Vaccinating children is crucial to building up population levels of immunity and curtailing the spread of the coronavirus. Though children spread the virus less efficiently than adults do, they make up about 23 percent of the population.
Experts have said that the country is unlikely to reach the “herd immunity” threshold — the point at which virus transmission essentially stalls — but vaccinating children will be important for getting as close as possible.
Ty Dropic, 14, one of the trial participants, urged others his age to be vaccinated so they could build up widespread immunity and protect themselves. He had no side effects, leading him to suspect that he got the placebo.
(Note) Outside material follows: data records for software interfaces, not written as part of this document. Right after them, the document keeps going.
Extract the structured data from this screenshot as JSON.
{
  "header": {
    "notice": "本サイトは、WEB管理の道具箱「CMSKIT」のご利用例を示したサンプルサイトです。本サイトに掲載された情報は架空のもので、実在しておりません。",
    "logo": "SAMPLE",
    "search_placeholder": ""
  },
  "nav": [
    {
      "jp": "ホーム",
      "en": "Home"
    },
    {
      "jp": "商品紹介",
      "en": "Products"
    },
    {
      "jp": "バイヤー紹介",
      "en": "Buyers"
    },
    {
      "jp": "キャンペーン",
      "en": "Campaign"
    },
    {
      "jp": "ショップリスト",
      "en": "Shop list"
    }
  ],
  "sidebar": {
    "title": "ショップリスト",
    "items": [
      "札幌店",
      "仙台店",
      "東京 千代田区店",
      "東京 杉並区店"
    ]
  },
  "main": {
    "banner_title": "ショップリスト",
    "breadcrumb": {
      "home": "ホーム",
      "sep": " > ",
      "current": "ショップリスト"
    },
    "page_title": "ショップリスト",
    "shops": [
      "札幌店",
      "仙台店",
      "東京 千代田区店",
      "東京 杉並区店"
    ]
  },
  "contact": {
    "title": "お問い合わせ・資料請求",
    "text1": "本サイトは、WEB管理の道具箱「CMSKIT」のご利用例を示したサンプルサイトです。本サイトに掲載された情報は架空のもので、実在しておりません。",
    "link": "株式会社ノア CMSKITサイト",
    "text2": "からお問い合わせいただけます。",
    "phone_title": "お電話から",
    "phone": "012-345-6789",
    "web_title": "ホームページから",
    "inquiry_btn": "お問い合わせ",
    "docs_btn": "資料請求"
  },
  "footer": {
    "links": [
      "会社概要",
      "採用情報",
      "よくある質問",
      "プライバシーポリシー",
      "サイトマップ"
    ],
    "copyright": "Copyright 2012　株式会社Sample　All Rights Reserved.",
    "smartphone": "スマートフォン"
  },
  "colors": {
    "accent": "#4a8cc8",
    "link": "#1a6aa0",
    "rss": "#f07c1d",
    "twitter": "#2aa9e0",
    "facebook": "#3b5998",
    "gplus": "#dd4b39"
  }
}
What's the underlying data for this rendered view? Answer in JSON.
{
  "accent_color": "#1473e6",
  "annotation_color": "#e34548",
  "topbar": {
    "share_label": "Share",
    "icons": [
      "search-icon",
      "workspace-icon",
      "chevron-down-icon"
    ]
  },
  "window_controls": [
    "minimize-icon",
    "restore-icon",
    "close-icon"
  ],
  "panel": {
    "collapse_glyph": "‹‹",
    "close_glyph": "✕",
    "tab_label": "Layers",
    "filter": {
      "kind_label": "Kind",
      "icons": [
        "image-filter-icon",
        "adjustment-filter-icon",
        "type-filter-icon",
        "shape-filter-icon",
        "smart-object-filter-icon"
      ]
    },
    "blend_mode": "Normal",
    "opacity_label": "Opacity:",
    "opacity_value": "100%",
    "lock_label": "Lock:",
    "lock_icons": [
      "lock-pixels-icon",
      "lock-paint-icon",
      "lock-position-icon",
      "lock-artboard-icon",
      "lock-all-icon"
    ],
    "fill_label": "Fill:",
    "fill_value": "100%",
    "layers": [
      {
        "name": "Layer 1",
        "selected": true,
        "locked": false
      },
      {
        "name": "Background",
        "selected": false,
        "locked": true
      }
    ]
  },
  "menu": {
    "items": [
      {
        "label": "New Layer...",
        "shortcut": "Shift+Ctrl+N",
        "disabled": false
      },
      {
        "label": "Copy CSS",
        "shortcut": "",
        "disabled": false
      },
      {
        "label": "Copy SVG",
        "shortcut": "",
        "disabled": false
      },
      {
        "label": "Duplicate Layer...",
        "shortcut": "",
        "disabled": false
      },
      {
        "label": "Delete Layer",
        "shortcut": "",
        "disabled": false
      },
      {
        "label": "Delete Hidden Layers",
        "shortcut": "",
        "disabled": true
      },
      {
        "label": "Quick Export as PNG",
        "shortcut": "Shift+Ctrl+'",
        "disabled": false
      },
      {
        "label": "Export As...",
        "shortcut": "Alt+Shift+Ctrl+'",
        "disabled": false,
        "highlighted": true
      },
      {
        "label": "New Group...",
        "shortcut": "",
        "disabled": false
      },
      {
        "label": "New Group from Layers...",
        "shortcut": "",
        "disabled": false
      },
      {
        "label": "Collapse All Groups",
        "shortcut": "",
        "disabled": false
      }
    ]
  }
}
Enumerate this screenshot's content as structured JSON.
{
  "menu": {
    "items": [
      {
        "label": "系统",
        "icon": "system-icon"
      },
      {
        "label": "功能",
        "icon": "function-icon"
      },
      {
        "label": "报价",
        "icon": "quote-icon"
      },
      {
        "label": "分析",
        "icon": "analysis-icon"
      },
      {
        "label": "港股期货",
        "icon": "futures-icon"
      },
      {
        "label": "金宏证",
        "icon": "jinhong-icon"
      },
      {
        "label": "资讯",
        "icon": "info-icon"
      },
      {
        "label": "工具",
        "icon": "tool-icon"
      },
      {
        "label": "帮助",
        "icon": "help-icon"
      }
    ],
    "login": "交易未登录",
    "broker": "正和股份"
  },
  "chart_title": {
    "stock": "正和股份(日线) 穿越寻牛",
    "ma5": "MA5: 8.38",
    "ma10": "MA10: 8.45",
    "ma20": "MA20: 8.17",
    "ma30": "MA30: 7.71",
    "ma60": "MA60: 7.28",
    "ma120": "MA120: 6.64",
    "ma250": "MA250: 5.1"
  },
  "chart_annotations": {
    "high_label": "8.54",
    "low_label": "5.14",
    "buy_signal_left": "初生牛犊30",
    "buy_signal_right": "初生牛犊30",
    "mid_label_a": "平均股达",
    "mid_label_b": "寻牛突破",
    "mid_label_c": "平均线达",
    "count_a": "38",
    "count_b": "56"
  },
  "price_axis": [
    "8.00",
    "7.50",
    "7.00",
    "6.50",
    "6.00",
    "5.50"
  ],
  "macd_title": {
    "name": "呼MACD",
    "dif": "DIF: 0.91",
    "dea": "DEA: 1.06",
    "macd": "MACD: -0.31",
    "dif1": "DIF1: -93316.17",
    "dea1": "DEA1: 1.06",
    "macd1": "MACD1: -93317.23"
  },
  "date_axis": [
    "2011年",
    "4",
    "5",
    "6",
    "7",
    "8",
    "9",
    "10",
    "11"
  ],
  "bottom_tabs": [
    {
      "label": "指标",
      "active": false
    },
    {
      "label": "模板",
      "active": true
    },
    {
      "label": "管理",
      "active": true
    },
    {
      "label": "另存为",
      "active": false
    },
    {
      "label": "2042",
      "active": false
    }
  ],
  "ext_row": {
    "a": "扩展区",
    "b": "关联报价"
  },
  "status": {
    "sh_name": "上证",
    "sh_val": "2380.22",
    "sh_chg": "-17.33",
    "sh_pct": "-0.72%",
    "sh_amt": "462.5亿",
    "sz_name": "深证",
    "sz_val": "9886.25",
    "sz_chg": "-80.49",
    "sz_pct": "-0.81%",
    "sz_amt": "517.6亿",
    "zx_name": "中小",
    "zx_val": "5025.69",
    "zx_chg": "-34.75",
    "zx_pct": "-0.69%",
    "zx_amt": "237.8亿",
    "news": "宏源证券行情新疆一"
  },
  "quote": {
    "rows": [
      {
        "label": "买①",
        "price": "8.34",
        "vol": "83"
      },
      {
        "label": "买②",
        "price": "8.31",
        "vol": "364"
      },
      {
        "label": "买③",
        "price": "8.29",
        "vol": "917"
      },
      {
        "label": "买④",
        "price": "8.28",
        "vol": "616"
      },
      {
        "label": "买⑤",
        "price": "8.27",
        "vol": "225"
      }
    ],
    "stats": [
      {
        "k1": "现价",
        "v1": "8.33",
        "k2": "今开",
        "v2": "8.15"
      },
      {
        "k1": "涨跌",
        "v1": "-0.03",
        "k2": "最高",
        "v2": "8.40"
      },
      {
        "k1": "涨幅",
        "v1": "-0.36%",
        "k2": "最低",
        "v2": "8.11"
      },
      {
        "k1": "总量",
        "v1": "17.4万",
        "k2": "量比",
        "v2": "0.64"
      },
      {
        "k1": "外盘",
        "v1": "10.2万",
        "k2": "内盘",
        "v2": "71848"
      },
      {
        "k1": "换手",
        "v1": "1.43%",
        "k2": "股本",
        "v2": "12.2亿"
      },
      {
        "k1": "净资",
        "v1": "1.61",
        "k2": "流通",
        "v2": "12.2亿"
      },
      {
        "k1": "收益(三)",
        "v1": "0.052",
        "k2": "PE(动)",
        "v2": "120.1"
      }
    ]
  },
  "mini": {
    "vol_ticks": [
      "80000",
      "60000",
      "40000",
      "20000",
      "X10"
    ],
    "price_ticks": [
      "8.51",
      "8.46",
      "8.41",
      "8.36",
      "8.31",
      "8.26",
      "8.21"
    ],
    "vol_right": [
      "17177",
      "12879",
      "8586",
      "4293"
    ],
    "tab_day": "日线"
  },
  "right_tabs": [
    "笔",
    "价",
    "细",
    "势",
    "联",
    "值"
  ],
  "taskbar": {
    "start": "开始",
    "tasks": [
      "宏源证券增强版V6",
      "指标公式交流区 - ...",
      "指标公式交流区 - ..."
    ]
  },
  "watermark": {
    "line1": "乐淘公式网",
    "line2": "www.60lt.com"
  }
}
If that turns out to be the case, he plans to be immunized as soon as possible.
“I know it can be kind of scary, but it’s really not as bad as it seems,” he said. “If you do get Covid, it’ll be a lot worse than getting stuck with a needle for, like, two seconds.”
Ty’s three siblings, ages 8, 10 and 16, are also enrolled in vaccine trials for their age groups. Their mother, Dr. Amanda Dropic, a pediatrician in northern Kentucky, said that in her practice, most parents were eager to have their children vaccinated so they could regain some semblance of normalcy.
“The anxiety and depression that we’re seeing with kids, the social delays, has been tremendous,” she said.
Dr. Dropic said her children understood the risks and were willing to volunteer because they saw it as a civic duty. Every medicine available today came to be because “somebody was willing to go first,” she added.